| Quote #1
Then he offered to bring me a cup of coffee with milk. I like milk in my coffee, so I said yes, and he came back a few minutes later with a tray. I drank the coffee. Then I felt like having a smoke. But I hesitated, because I didn’t know if I could do it with Maman right there. I thought about it; it didn’t matter. I offered the caretaker a cigarette and we smoked. (1.1.13)
Meursault does express some hesitation here – he is uncertain of whether or not he should smoke with his dead mother lying there. But this hesitation is the closest he comes to feeling any sort of sadness.
| Quote #2
Soon one of the women started crying. […] I thought she’d never stop. […] The woman kept on crying. […] I wished I didn’t have to listen to her anymore.
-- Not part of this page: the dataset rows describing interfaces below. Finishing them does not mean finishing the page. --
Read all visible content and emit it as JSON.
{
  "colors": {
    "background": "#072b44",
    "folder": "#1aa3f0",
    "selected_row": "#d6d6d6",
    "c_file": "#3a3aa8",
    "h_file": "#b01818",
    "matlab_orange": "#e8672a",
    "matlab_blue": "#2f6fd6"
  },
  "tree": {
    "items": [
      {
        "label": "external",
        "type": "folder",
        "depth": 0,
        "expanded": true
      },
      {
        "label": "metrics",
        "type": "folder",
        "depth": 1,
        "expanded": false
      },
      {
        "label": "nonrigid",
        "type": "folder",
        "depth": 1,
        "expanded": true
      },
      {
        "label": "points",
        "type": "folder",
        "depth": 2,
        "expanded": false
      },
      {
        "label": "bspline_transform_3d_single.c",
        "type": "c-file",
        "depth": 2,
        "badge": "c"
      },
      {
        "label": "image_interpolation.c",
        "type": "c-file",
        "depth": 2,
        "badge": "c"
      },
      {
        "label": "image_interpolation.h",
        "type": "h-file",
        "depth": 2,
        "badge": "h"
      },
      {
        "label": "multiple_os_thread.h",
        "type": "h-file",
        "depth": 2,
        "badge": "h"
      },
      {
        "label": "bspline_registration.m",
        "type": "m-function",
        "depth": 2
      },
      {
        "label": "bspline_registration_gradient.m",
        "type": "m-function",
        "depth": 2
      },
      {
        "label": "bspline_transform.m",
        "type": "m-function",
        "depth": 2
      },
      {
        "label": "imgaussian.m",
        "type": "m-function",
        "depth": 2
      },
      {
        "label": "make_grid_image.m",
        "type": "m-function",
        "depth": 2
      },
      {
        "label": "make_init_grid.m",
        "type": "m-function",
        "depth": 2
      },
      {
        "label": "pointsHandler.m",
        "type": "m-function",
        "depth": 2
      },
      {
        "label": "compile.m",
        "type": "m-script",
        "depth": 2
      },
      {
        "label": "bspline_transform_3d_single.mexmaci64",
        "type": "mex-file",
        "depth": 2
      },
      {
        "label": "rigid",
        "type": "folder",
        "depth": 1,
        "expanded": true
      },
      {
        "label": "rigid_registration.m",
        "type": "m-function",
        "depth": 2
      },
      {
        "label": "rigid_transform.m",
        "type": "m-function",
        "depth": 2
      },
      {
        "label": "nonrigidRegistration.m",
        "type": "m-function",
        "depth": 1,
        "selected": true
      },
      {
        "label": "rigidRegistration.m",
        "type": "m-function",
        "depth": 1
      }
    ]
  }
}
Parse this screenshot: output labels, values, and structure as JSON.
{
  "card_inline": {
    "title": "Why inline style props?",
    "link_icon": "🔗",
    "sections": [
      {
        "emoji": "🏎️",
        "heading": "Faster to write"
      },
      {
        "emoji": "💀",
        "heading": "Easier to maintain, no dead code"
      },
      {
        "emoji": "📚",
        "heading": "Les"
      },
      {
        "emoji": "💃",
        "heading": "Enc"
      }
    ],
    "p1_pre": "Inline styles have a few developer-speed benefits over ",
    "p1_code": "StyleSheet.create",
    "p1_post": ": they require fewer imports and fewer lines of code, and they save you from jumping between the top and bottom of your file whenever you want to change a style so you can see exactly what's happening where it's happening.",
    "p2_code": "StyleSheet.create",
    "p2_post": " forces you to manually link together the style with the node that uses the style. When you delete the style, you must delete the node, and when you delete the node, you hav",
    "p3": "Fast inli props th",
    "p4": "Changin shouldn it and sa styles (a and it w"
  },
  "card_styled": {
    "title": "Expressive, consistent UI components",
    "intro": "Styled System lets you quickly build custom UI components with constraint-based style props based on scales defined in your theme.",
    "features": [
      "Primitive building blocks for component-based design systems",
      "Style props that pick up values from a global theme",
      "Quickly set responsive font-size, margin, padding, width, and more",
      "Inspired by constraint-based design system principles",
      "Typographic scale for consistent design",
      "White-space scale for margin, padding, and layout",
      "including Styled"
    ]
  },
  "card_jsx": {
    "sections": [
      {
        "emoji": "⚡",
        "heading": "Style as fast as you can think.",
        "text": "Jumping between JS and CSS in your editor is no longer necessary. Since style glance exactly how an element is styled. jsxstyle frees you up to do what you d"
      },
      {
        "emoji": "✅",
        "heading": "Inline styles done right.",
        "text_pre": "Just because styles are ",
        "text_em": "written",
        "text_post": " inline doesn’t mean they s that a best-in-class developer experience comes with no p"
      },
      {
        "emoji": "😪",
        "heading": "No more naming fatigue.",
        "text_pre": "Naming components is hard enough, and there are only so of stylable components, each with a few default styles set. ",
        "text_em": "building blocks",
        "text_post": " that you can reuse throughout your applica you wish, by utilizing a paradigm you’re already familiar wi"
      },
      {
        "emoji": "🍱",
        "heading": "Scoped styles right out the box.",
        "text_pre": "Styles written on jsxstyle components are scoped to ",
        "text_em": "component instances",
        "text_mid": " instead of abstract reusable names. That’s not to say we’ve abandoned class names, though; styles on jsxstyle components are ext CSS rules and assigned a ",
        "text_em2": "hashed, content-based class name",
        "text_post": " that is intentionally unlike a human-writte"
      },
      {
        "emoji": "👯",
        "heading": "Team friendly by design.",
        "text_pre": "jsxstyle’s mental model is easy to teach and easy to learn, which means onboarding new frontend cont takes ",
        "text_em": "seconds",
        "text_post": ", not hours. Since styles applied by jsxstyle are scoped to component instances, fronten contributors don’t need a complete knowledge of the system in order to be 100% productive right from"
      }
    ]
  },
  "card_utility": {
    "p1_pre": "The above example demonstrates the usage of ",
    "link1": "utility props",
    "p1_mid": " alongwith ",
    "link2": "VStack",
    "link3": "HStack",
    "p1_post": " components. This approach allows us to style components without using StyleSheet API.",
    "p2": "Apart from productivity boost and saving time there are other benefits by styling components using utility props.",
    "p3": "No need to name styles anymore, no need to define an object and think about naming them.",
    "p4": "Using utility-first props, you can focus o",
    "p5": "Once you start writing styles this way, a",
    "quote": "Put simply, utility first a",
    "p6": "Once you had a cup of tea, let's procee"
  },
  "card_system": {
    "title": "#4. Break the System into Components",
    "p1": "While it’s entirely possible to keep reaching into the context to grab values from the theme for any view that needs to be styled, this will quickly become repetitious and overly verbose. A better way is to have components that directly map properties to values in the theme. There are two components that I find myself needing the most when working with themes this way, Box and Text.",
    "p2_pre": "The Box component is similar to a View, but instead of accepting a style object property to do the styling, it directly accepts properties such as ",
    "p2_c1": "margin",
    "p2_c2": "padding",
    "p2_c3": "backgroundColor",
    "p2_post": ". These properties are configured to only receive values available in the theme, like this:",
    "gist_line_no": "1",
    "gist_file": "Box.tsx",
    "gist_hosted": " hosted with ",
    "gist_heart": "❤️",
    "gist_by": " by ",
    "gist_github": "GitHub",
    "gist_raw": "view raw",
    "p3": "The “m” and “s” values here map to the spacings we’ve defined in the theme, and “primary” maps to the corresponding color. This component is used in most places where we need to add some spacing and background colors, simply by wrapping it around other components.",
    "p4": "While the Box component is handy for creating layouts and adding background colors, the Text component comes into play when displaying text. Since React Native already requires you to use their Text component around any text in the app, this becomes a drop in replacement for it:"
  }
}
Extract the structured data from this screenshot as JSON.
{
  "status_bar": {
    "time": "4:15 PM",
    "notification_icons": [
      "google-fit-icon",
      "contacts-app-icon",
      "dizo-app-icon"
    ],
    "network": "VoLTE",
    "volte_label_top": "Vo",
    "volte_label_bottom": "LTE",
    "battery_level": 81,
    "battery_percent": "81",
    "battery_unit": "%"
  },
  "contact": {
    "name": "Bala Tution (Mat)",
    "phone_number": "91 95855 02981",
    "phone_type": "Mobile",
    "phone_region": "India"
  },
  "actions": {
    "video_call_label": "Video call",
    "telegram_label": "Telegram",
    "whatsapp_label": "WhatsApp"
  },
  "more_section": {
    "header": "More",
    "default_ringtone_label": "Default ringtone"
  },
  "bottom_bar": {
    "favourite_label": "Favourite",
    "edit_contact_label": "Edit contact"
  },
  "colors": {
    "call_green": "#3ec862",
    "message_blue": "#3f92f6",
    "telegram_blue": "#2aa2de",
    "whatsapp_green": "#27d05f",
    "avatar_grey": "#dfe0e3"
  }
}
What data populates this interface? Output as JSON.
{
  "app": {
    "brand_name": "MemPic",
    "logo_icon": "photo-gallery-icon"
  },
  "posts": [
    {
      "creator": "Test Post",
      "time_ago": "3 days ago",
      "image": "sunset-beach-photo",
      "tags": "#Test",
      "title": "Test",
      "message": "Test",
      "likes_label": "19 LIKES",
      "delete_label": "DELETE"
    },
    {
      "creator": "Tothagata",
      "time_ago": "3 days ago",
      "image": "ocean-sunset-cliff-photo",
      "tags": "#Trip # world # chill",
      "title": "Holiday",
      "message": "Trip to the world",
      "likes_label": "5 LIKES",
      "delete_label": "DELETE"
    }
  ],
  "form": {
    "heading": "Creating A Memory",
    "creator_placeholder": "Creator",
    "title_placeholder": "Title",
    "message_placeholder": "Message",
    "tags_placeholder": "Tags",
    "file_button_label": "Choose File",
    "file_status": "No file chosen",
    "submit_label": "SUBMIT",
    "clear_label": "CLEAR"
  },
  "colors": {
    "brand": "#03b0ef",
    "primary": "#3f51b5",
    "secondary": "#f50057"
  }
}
But I didn’t dare say anything. (1.1.16)
Meursault is so unattached and without pain over his mother’s death that others’ expressions of sadness annoy him more than they affect him.
| Quote #3
It had been a long time since I'd been out in the country, and I could feel how much I'd enjoy going for a walk if it hadn't been for Maman. (1.1.19)
Meursault is so matter-of-fact in his physical desires that he has no room for sadness or sentimentality in his heart.